Could you report every line from the entries that includes the word "ساعة"?
= Beginning of Section =
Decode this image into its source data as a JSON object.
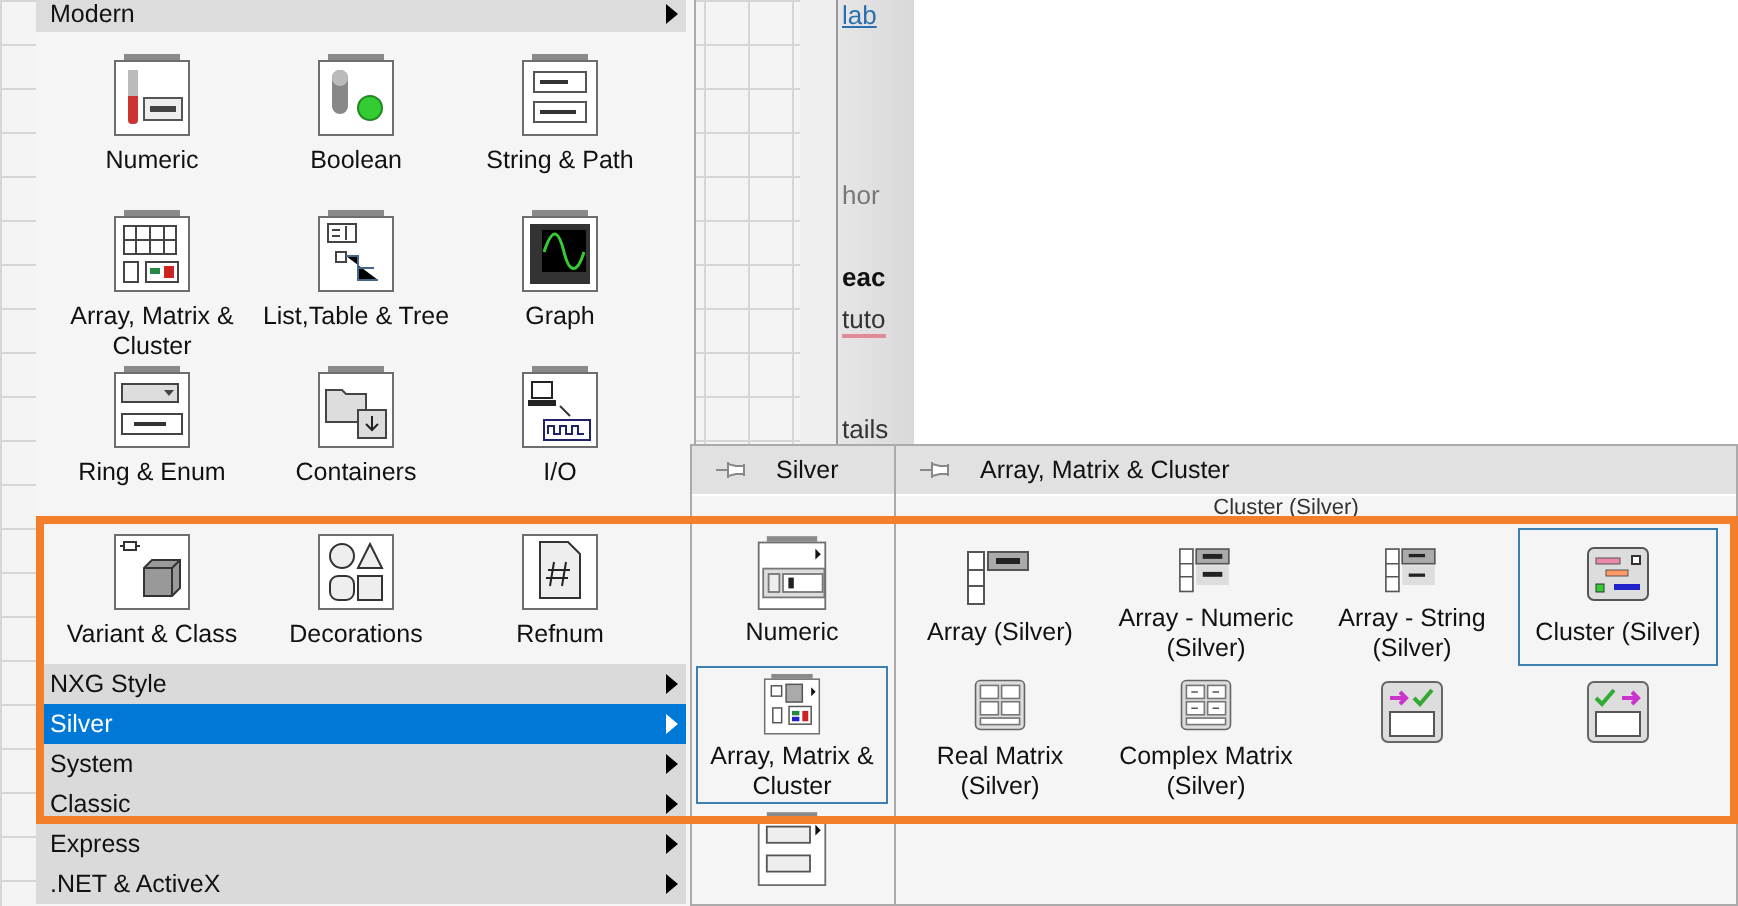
{
  "background_page": {
    "texts": [
      {
        "kind": "link",
        "text": "lab"
      },
      {
        "kind": "muted",
        "text": "hor"
      },
      {
        "kind": "bold",
        "text": "eac"
      },
      {
        "kind": "underlined",
        "text": "tuto"
      },
      {
        "kind": "plain",
        "text": "tails"
      }
    ]
  },
  "controls_palette": {
    "header": "Modern",
    "items": [
      {
        "kind": "thermometer",
        "label": "Numeric"
      },
      {
        "kind": "toggle",
        "label": "Boolean"
      },
      {
        "kind": "text-fields",
        "label": "String & Path"
      },
      {
        "kind": "array-grid",
        "label": "Array, Matrix & Cluster"
      },
      {
        "kind": "tree-list",
        "label": "List,Table & Tree"
      },
      {
        "kind": "graph",
        "label": "Graph"
      },
      {
        "kind": "ring",
        "label": "Ring & Enum"
      },
      {
        "kind": "folder",
        "label": "Containers"
      },
      {
        "kind": "computer",
        "label": "I/O"
      },
      {
        "kind": "cube",
        "label": "Variant & Class"
      },
      {
        "kind": "shapes",
        "label": "Decorations"
      },
      {
        "kind": "document",
        "label": "Refnum"
      }
    ],
    "categories": [
      {
        "label": "NXG Style",
        "selected": false
      },
      {
        "label": "Silver",
        "selected": true
      },
      {
        "label": "System",
        "selected": false
      },
      {
        "label": "Classic",
        "selected": false
      },
      {
        "label": "Express",
        "selected": false
      },
      {
        "label": ".NET & ActiveX",
        "selected": false
      }
    ]
  },
  "silver_palette": {
    "title": "Silver",
    "items": [
      {
        "kind": "numeric-control",
        "label": "Numeric",
        "selected": false
      },
      {
        "kind": "silver-array",
        "label": "Array, Matrix & Cluster",
        "selected": true
      },
      {
        "kind": "silver-ring",
        "selected": false
      }
    ]
  },
  "array_palette": {
    "title": "Array, Matrix & Cluster",
    "caption": "Cluster (Silver)",
    "items": [
      {
        "kind": "array",
        "label": "Array (Silver)",
        "selected": false
      },
      {
        "kind": "numeric-array",
        "label": "Array - Numeric (Silver)",
        "selected": false
      },
      {
        "kind": "string-array",
        "label": "Array - String (Silver)",
        "selected": false
      },
      {
        "kind": "cluster",
        "label": "Cluster (Silver)",
        "selected": true
      },
      {
        "kind": "matrix",
        "label": "Real Matrix (Silver)",
        "selected": false
      },
      {
        "kind": "complex-matrix",
        "label": "Complex Matrix (Silver)",
        "selected": false
      },
      {
        "kind": "arrow-check",
        "selected": false
      },
      {
        "kind": "check-arrow",
        "selected": false
      }
    ]
  }
}
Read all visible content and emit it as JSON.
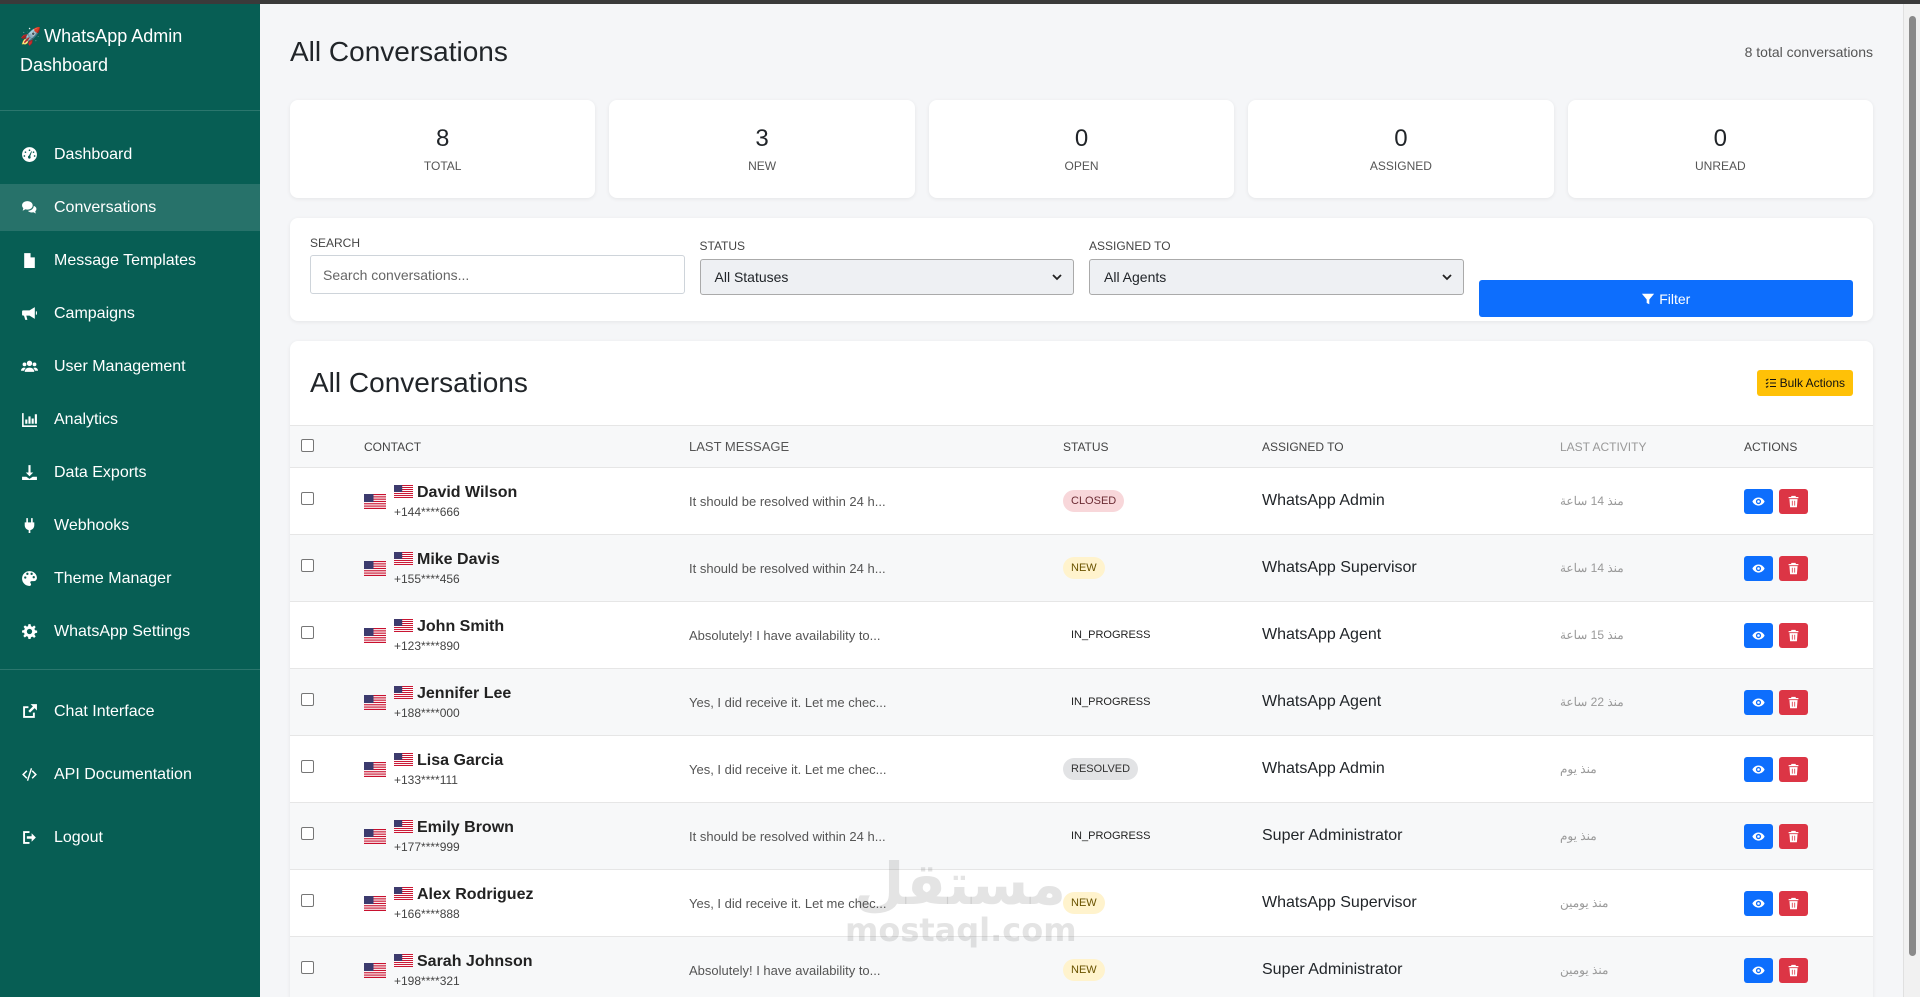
{
  "sidebar": {
    "brand_title": "WhatsApp Admin Dashboard",
    "items": [
      {
        "label": "Dashboard",
        "icon": "dashboard-icon"
      },
      {
        "label": "Conversations",
        "icon": "comments-icon"
      },
      {
        "label": "Message Templates",
        "icon": "file-icon"
      },
      {
        "label": "Campaigns",
        "icon": "bullhorn-icon"
      },
      {
        "label": "User Management",
        "icon": "users-icon"
      },
      {
        "label": "Analytics",
        "icon": "chart-icon"
      },
      {
        "label": "Data Exports",
        "icon": "download-icon"
      },
      {
        "label": "Webhooks",
        "icon": "plug-icon"
      },
      {
        "label": "Theme Manager",
        "icon": "palette-icon"
      },
      {
        "label": "WhatsApp Settings",
        "icon": "gear-icon"
      }
    ],
    "bottom_items": [
      {
        "label": "Chat Interface",
        "icon": "external-link-icon"
      },
      {
        "label": "API Documentation",
        "icon": "code-icon"
      },
      {
        "label": "Logout",
        "icon": "logout-icon"
      }
    ]
  },
  "header": {
    "title": "All Conversations",
    "total_text": "8 total conversations"
  },
  "stats": [
    {
      "value": "8",
      "label": "Total"
    },
    {
      "value": "3",
      "label": "New"
    },
    {
      "value": "0",
      "label": "Open"
    },
    {
      "value": "0",
      "label": "Assigned"
    },
    {
      "value": "0",
      "label": "Unread"
    }
  ],
  "filters": {
    "search_label": "Search",
    "search_placeholder": "Search conversations...",
    "status_label": "Status",
    "status_value": "All Statuses",
    "assigned_label": "Assigned To",
    "assigned_value": "All Agents",
    "filter_button": "Filter"
  },
  "table": {
    "title": "All Conversations",
    "bulk_actions": "Bulk Actions",
    "columns": [
      "Contact",
      "Last Message",
      "Status",
      "Assigned To",
      "Last Activity",
      "Actions"
    ],
    "rows": [
      {
        "name": "David Wilson",
        "phone": "+144****666",
        "message": "It should be resolved within 24 h...",
        "status": "CLOSED",
        "status_class": "closed",
        "assigned": "WhatsApp Admin",
        "activity": "منذ 14 ساعة"
      },
      {
        "name": "Mike Davis",
        "phone": "+155****456",
        "message": "It should be resolved within 24 h...",
        "status": "NEW",
        "status_class": "new",
        "assigned": "WhatsApp Supervisor",
        "activity": "منذ 14 ساعة"
      },
      {
        "name": "John Smith",
        "phone": "+123****890",
        "message": "Absolutely! I have availability to...",
        "status": "IN_PROGRESS",
        "status_class": "in_progress",
        "assigned": "WhatsApp Agent",
        "activity": "منذ 15 ساعة"
      },
      {
        "name": "Jennifer Lee",
        "phone": "+188****000",
        "message": "Yes, I did receive it. Let me chec...",
        "status": "IN_PROGRESS",
        "status_class": "in_progress",
        "assigned": "WhatsApp Agent",
        "activity": "منذ 22 ساعة"
      },
      {
        "name": "Lisa Garcia",
        "phone": "+133****111",
        "message": "Yes, I did receive it. Let me chec...",
        "status": "RESOLVED",
        "status_class": "resolved",
        "assigned": "WhatsApp Admin",
        "activity": "منذ يوم"
      },
      {
        "name": "Emily Brown",
        "phone": "+177****999",
        "message": "It should be resolved within 24 h...",
        "status": "IN_PROGRESS",
        "status_class": "in_progress",
        "assigned": "Super Administrator",
        "activity": "منذ يوم"
      },
      {
        "name": "Alex Rodriguez",
        "phone": "+166****888",
        "message": "Yes, I did receive it. Let me chec...",
        "status": "NEW",
        "status_class": "new",
        "assigned": "WhatsApp Supervisor",
        "activity": "منذ يومين"
      },
      {
        "name": "Sarah Johnson",
        "phone": "+198****321",
        "message": "Absolutely! I have availability to...",
        "status": "NEW",
        "status_class": "new",
        "assigned": "Super Administrator",
        "activity": "منذ يومين"
      }
    ]
  },
  "watermark": {
    "arabic": "مستقل",
    "latin": "mostaql.com"
  },
  "colors": {
    "sidebar": "#075e54",
    "primary": "#0d6efd",
    "danger": "#dc3545",
    "warning": "#ffc107"
  }
}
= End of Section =
▶ SOLUTION TO THIS EXERCISE:
        "activity": "منذ 14 ساعة"
        "activity": "منذ 14 ساعة"
        "activity": "منذ 15 ساعة"
        "activity": "منذ 22 ساعة"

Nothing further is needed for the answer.